(Excerpts from an interface dataset)
Segment Open

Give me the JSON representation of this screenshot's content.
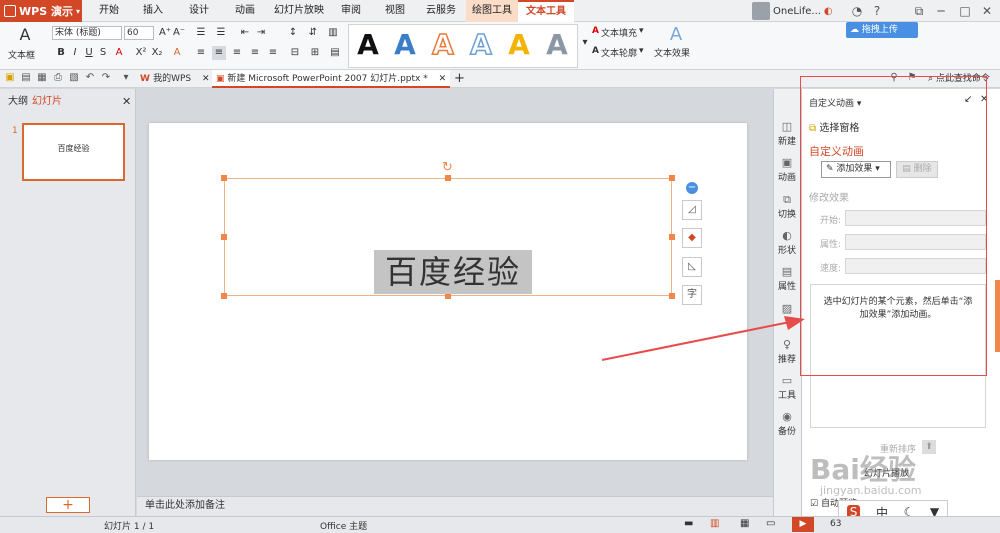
{
  "app": {
    "name": "WPS 演示"
  },
  "menu_tabs": [
    "开始",
    "插入",
    "设计",
    "动画",
    "幻灯片放映",
    "审阅",
    "视图",
    "云服务",
    "绘图工具",
    "文本工具"
  ],
  "user": {
    "name": "OneLife...",
    "sync_label": "拖拽上传"
  },
  "ribbon": {
    "textbox_label": "文本框",
    "font_name": "宋体 (标题)",
    "font_size": "60",
    "text_fill": "文本填充",
    "text_outline": "文本轮廓",
    "text_effect": "文本效果",
    "wordart_glyph": "A"
  },
  "tabs_bar": {
    "my_wps": "我的WPS",
    "document": "新建 Microsoft PowerPoint 2007 幻灯片.pptx *",
    "add": "+",
    "search": "点此查找命令"
  },
  "left_panel": {
    "tab_outline": "大纲",
    "tab_slides": "幻灯片",
    "slide_number": "1",
    "thumb_text": "百度经验"
  },
  "slide": {
    "text": "百度经验"
  },
  "notes": {
    "placeholder": "单击此处添加备注"
  },
  "sidebar": [
    {
      "label": "新建",
      "icon": "new-icon"
    },
    {
      "label": "动画",
      "icon": "animation-icon"
    },
    {
      "label": "切换",
      "icon": "transition-icon"
    },
    {
      "label": "形状",
      "icon": "shape-icon"
    },
    {
      "label": "属性",
      "icon": "property-icon"
    },
    {
      "label": "",
      "icon": "picture-icon"
    },
    {
      "label": "推荐",
      "icon": "recommend-icon"
    },
    {
      "label": "工具",
      "icon": "tool-icon"
    },
    {
      "label": "备份",
      "icon": "backup-icon"
    }
  ],
  "task_pane": {
    "header": "自定义动画",
    "select_pane": "选择窗格",
    "section_title": "自定义动画",
    "add_effect": "添加效果",
    "delete": "删除",
    "modify_title": "修改效果",
    "start": "开始:",
    "property": "属性:",
    "speed": "速度:",
    "hint": "选中幻灯片的某个元素，然后单击“添加效果”添加动画。",
    "reorder": "重新排序",
    "slideshow": "幻灯片播放",
    "autopreview": "自动预览"
  },
  "status_bar": {
    "slide_count": "幻灯片 1 / 1",
    "theme": "Office 主题",
    "zoom": "63"
  },
  "watermark": {
    "text": "Bai经验",
    "url": "jingyan.baidu.com"
  },
  "ime_bar": [
    "S",
    "中",
    "☾",
    "▼"
  ],
  "colors": {
    "accent": "#d24726",
    "arrow": "#e84b4b",
    "sync": "#4a90e2"
  }
}
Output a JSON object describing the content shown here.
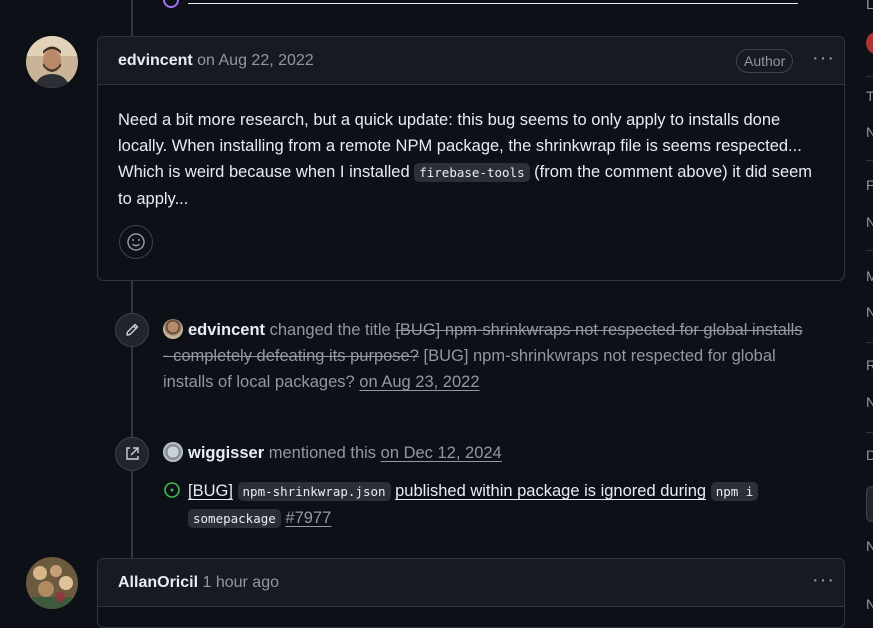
{
  "top_fragment": {
    "text": ""
  },
  "comment1": {
    "author": "edvincent",
    "date": "on Aug 22, 2022",
    "badge": "Author",
    "more": "···",
    "body_part1": "Need a bit more research, but a quick update: this bug seems to only apply to installs done locally. When installing from a remote NPM package, the shrinkwrap file is seems respected... Which is weird because when I installed ",
    "body_code": "firebase-tools",
    "body_part2": " (from the comment above) it did seem to apply..."
  },
  "event_rename": {
    "actor": "edvincent",
    "action": "changed the title",
    "old_title": "[BUG] npm-shrinkwraps not respected for global installs - completely defeating its purpose?",
    "new_title": "[BUG] npm-shrinkwraps not respected for global installs of local packages?",
    "date": "on Aug 23, 2022"
  },
  "event_mention": {
    "actor": "wiggisser",
    "action": "mentioned this",
    "date": "on Dec 12, 2024",
    "ref_prefix": "[BUG]",
    "ref_code1": "npm-shrinkwrap.json",
    "ref_middle": "published within package is ignored during",
    "ref_code2a": "npm i",
    "ref_code2b": "somepackage",
    "ref_number": "#7977"
  },
  "comment2": {
    "author": "AllanOricil",
    "date": "1 hour ago",
    "more": "···"
  },
  "sidebar": {
    "letters": [
      "L",
      "T",
      "N",
      "P",
      "N",
      "M",
      "N",
      "R",
      "N",
      "D",
      "N",
      "N"
    ]
  },
  "colors": {
    "background": "#0d1117",
    "header_bg": "#161b22",
    "border": "#30363d",
    "muted": "#9198a1",
    "open_green": "#3fb950"
  }
}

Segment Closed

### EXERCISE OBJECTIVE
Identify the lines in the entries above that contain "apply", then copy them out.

### ANSWER SPACE
    "body_part1": "Need a bit more research, but a quick update: this bug seems to only apply to installs done locally. When installing from a remote NPM package, the shrinkwrap file is seems respected... Which is weird because when I installed ",
    "body_part2": " (from the comment above) it did seem to apply..."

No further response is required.